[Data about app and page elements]
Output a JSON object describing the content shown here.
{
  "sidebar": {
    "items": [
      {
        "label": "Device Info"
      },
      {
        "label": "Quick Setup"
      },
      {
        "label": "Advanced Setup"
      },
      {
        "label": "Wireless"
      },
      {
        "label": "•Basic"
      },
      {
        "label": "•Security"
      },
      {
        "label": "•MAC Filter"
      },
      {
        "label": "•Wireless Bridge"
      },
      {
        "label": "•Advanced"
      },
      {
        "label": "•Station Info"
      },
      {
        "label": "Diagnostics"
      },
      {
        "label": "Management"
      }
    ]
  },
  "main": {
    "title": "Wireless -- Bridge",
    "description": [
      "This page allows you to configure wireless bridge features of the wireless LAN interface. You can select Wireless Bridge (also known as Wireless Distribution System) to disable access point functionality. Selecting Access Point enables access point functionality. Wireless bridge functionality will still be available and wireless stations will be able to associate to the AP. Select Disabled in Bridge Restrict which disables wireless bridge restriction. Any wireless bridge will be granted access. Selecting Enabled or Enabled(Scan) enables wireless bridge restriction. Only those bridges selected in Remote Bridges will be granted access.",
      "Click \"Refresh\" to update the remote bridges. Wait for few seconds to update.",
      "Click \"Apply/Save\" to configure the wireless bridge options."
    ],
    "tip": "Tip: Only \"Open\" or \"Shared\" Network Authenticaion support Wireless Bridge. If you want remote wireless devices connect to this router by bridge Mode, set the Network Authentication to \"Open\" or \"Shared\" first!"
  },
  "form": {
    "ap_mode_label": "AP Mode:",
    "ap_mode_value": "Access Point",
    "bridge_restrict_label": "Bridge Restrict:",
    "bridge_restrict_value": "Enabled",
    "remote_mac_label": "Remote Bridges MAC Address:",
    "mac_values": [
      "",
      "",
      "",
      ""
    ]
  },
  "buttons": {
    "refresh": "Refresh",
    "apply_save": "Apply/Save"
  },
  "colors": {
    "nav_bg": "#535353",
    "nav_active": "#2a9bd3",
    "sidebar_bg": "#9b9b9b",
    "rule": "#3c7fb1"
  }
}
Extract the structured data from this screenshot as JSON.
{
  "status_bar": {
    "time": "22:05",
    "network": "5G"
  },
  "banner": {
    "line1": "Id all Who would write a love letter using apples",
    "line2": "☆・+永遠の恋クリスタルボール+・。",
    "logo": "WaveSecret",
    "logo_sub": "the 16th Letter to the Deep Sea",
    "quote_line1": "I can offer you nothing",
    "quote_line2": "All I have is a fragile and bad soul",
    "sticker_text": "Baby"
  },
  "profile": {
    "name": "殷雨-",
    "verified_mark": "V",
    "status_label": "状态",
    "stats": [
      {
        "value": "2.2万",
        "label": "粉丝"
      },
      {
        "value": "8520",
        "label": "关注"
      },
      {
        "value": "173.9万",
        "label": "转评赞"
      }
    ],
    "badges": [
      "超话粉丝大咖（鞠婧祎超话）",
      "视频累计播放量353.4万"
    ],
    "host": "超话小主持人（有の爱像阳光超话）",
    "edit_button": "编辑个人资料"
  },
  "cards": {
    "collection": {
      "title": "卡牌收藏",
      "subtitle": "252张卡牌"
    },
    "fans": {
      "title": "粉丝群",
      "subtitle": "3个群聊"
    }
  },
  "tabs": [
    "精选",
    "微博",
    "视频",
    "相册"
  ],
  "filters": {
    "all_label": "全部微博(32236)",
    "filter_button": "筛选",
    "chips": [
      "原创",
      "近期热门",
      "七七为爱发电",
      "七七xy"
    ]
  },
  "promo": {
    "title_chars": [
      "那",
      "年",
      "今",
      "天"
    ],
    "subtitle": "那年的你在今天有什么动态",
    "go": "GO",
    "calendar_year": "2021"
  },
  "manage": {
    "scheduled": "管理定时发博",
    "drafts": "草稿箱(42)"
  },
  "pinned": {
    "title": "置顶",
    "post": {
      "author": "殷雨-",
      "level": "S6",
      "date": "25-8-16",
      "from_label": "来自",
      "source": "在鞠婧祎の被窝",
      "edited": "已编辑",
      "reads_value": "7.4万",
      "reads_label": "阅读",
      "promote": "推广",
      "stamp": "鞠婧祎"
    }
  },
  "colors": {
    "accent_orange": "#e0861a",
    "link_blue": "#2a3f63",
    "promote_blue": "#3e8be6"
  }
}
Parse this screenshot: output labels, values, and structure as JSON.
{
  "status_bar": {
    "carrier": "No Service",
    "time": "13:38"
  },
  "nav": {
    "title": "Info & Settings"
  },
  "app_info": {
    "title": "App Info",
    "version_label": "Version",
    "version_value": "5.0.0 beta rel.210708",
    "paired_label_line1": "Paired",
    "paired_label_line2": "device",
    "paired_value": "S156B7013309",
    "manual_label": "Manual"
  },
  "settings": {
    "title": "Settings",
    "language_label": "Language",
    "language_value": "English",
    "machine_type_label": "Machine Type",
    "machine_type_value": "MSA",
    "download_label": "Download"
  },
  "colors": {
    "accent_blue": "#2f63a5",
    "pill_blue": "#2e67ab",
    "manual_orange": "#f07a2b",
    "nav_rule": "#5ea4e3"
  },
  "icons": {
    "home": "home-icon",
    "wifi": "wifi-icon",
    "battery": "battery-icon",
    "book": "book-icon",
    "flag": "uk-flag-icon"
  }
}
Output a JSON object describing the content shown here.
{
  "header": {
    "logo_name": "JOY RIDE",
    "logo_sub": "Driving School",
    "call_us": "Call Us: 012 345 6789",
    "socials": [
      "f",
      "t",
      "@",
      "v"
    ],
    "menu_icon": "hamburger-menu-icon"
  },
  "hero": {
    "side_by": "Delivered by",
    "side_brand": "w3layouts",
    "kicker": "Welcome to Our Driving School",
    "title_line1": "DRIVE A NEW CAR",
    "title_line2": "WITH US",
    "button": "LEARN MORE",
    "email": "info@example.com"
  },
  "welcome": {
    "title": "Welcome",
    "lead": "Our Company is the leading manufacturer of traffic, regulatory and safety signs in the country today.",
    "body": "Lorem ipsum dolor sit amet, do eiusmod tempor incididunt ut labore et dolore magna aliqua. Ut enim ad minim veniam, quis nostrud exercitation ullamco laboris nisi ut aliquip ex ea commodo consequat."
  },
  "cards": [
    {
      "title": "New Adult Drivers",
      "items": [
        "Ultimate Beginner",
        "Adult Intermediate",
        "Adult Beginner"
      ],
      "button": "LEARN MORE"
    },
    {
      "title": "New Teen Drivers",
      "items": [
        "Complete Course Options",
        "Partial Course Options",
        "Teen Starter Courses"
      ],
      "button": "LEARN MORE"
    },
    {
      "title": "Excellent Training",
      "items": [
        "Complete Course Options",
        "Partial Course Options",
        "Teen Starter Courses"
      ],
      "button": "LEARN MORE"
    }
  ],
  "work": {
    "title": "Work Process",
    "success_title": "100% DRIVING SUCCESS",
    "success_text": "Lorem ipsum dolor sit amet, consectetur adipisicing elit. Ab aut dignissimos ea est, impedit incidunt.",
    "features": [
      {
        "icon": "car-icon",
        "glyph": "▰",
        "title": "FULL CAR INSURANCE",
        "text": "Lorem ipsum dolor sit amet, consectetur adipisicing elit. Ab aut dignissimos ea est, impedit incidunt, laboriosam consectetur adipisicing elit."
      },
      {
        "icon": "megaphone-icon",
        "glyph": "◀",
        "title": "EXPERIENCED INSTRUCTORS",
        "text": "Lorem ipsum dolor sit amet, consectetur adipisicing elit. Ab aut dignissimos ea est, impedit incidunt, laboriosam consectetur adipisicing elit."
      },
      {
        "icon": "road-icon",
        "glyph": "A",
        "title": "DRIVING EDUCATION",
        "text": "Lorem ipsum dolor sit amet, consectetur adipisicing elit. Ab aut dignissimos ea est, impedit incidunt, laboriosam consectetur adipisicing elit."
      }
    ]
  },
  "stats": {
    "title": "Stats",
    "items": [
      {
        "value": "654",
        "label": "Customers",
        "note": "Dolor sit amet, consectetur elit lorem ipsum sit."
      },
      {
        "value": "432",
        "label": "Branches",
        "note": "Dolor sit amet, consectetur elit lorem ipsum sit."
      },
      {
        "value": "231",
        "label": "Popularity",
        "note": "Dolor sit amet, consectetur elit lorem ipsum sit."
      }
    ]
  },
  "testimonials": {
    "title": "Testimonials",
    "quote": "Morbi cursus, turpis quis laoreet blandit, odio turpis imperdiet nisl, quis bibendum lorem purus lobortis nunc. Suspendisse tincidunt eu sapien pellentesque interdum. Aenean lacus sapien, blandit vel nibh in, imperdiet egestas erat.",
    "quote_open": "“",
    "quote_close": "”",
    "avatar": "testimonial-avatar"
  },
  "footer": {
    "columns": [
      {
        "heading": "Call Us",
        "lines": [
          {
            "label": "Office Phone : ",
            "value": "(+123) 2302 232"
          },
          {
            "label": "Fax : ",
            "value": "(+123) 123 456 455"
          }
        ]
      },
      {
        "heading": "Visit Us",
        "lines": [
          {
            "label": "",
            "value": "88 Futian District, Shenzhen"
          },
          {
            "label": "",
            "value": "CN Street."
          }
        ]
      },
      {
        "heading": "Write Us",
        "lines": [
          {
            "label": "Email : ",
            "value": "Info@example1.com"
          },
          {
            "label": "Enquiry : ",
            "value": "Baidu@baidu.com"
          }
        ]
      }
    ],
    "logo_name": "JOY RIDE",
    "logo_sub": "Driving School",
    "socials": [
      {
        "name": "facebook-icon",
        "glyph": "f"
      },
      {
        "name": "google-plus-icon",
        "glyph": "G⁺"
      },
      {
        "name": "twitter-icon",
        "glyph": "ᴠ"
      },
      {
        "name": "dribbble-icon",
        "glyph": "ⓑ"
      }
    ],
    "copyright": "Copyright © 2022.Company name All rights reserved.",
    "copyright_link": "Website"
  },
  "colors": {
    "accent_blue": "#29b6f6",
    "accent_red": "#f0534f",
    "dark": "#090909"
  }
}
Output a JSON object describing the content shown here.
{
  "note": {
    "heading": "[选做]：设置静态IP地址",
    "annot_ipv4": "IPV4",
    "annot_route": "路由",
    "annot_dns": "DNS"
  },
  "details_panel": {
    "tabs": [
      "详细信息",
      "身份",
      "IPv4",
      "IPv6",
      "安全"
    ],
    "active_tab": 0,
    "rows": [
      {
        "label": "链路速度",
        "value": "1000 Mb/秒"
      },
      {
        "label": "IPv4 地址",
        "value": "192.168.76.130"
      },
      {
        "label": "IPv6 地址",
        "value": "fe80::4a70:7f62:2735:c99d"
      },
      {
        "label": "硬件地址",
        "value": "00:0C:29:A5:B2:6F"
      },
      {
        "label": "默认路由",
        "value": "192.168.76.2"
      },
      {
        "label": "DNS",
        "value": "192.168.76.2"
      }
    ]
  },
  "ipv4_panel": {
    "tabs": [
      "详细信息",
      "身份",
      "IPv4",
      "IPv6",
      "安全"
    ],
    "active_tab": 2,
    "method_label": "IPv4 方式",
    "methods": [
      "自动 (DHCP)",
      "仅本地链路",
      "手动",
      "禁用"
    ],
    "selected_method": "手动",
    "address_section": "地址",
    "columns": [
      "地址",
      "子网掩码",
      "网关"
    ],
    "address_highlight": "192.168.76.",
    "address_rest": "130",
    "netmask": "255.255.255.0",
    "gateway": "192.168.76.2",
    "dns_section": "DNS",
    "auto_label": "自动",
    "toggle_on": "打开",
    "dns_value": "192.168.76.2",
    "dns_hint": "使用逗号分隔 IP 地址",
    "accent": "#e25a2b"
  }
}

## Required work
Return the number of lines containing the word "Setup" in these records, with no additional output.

## Result below
2